__Goal of the exercise__
Which lines of the data contain the string "preview"? Copy every one of them.

Start of Given data

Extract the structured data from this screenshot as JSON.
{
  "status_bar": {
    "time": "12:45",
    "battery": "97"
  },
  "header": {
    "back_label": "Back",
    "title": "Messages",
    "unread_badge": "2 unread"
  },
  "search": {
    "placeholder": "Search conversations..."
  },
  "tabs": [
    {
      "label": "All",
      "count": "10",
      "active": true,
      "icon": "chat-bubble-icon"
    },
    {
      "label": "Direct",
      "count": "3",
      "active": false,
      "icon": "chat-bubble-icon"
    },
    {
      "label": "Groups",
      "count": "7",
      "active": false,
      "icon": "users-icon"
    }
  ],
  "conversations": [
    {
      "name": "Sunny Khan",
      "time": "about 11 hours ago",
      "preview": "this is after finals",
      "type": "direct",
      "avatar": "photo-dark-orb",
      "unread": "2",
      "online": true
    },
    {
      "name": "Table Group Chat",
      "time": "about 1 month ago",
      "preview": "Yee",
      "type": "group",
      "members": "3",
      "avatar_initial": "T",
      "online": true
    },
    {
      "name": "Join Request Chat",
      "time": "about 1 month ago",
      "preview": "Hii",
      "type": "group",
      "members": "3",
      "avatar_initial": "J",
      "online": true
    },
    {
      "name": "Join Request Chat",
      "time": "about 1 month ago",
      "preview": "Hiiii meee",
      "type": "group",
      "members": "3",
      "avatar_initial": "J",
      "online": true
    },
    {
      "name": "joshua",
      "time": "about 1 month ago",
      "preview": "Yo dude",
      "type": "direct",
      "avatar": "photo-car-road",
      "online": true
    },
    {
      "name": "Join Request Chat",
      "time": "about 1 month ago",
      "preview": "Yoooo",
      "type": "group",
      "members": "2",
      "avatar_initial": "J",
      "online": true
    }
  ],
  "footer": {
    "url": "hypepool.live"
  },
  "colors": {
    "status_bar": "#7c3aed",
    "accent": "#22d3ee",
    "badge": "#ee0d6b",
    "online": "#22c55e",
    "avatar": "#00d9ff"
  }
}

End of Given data

__Answer to this exercise__
      "preview": "this is after finals",
      "preview": "Yee",
      "preview": "Hii",
      "preview": "Hiiii meee",
      "preview": "Yo dude",
      "preview": "Yoooo",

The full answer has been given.